What you have to do
Your task is to copy each line in the listing that includes the word "username".

Source material
:::
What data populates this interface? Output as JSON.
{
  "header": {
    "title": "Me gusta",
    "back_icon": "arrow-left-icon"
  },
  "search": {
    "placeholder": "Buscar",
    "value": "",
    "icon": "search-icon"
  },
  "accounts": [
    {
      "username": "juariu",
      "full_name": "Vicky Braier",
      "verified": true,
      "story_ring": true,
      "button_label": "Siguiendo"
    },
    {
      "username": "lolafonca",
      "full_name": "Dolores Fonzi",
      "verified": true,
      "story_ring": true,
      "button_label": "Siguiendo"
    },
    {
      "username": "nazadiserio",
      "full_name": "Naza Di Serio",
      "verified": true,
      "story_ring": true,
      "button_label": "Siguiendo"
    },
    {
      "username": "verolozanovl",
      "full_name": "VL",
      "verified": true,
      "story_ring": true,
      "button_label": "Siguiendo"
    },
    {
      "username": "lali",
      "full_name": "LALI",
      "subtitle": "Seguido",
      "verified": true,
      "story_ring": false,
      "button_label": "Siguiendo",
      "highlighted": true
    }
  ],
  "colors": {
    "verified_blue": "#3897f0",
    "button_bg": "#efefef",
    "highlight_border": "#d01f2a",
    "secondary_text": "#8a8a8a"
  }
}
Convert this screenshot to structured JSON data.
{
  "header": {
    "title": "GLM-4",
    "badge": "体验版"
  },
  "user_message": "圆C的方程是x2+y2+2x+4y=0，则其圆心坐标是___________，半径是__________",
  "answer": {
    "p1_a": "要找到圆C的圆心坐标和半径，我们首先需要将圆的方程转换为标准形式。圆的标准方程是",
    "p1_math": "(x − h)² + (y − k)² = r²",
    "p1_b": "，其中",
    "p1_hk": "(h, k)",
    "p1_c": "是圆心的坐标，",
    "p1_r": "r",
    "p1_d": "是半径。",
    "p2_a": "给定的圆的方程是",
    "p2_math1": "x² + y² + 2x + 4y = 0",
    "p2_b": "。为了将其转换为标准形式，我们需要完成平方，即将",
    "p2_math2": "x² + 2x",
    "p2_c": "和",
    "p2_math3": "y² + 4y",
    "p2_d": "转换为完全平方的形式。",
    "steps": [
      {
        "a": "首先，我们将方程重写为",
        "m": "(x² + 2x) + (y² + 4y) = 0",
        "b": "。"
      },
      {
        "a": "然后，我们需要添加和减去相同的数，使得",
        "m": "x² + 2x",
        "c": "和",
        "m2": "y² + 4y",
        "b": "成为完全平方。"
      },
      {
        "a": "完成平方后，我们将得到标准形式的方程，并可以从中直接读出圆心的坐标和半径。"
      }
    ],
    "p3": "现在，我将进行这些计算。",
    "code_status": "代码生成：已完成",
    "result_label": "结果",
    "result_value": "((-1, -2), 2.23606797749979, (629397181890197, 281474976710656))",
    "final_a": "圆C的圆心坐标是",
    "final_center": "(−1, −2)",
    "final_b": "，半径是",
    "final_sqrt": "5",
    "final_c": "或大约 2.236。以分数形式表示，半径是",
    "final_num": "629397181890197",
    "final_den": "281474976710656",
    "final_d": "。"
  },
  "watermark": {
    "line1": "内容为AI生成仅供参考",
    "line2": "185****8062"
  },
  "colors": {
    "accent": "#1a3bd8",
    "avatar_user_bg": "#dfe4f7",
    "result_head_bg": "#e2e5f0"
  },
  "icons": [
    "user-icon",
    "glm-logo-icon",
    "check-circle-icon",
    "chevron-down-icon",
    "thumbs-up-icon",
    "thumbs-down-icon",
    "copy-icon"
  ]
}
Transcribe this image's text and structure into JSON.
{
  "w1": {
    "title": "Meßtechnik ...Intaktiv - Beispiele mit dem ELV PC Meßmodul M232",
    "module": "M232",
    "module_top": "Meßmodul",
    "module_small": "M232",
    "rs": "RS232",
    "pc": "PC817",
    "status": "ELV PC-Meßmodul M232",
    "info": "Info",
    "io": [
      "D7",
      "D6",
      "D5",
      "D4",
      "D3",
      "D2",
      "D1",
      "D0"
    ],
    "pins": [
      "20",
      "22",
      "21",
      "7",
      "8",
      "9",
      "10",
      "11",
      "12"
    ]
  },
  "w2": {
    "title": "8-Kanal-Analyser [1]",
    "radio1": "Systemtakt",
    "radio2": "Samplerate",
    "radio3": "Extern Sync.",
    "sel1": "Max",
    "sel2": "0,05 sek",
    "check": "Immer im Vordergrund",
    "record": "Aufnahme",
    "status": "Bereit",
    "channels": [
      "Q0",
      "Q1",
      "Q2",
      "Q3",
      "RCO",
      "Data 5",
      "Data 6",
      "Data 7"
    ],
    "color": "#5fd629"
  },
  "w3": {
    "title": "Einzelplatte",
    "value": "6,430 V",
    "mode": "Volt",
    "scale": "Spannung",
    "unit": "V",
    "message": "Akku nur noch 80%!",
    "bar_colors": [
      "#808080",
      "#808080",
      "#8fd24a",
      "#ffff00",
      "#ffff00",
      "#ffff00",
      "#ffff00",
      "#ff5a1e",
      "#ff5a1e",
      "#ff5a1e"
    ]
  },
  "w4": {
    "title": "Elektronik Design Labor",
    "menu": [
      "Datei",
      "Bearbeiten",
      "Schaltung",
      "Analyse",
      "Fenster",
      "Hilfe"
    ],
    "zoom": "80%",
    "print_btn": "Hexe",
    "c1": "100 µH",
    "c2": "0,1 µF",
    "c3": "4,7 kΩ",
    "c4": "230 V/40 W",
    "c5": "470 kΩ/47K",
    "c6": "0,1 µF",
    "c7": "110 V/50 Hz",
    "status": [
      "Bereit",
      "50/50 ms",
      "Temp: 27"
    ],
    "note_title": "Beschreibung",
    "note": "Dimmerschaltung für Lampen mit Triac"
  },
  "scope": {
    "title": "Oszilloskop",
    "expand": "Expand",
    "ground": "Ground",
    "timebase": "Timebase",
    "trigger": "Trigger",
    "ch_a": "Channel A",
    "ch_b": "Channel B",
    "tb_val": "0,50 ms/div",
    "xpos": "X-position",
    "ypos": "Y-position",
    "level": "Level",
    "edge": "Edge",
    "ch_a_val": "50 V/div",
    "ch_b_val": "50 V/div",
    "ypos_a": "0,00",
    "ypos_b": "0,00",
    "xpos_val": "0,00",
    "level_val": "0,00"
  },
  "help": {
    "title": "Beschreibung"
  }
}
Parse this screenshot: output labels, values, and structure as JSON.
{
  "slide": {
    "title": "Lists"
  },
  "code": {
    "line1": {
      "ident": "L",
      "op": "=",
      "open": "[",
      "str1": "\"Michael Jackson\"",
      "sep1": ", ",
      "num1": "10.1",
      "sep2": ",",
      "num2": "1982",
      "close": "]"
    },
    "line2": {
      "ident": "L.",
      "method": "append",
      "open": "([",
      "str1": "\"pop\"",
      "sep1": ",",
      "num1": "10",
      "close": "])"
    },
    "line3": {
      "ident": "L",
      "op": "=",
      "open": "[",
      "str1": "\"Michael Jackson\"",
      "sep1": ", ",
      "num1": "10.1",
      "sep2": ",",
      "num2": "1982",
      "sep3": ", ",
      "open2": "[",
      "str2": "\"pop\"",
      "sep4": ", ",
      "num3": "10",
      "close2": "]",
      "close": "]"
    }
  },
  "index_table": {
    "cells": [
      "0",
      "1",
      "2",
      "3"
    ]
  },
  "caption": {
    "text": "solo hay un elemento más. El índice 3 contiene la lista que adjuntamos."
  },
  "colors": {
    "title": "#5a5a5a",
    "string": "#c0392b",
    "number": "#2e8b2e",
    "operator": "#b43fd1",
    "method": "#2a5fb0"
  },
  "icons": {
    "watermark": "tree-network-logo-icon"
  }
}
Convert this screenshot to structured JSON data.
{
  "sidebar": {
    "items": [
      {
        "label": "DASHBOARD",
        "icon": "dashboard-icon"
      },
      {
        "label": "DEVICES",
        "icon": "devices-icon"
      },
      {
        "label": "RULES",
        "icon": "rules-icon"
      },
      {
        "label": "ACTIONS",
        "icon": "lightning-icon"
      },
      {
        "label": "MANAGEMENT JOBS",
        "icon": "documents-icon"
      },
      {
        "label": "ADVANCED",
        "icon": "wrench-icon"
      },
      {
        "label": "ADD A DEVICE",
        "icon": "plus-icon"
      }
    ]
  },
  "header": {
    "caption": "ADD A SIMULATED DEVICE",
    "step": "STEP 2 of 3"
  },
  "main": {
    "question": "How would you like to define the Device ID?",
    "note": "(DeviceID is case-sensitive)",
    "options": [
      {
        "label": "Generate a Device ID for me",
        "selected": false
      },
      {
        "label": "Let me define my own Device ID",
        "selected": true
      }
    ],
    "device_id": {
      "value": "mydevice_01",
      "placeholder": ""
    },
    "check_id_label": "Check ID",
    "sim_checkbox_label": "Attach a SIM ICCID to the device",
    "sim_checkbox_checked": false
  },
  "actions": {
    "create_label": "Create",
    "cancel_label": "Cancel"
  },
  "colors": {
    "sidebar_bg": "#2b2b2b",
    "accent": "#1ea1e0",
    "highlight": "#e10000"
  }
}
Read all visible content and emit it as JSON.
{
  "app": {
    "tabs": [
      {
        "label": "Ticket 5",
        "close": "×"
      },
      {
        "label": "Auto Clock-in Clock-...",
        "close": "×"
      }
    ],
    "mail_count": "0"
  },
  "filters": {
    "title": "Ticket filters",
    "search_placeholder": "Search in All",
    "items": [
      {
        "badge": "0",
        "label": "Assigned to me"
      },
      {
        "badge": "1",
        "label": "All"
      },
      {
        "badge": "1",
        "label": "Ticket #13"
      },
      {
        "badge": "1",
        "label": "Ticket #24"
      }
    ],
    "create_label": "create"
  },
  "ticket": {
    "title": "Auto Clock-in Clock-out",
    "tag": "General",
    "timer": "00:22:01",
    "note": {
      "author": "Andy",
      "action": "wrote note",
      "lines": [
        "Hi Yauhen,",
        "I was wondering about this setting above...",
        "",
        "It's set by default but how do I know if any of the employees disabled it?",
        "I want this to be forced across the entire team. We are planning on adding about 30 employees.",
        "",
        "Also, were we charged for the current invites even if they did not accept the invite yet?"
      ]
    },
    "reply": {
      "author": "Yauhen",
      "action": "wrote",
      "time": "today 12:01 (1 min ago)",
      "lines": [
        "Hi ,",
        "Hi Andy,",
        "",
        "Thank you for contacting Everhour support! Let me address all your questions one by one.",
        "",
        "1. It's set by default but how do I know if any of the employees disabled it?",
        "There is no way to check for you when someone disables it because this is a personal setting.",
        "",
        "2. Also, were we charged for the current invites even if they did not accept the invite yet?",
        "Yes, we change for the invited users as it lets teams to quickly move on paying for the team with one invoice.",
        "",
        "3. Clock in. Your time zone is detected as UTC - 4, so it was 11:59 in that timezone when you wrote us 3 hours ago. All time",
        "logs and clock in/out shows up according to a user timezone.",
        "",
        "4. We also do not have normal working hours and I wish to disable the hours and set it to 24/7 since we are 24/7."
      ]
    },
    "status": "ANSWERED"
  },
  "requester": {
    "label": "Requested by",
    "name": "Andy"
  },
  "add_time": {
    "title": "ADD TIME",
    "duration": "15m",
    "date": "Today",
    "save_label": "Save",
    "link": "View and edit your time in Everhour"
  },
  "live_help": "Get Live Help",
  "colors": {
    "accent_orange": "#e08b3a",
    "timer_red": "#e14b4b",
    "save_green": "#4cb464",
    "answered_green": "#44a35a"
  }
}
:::
Answer to this task
      "username": "juariu",
      "username": "lolafonca",
      "username": "nazadiserio",
      "username": "verolozanovl",
      "username": "lali",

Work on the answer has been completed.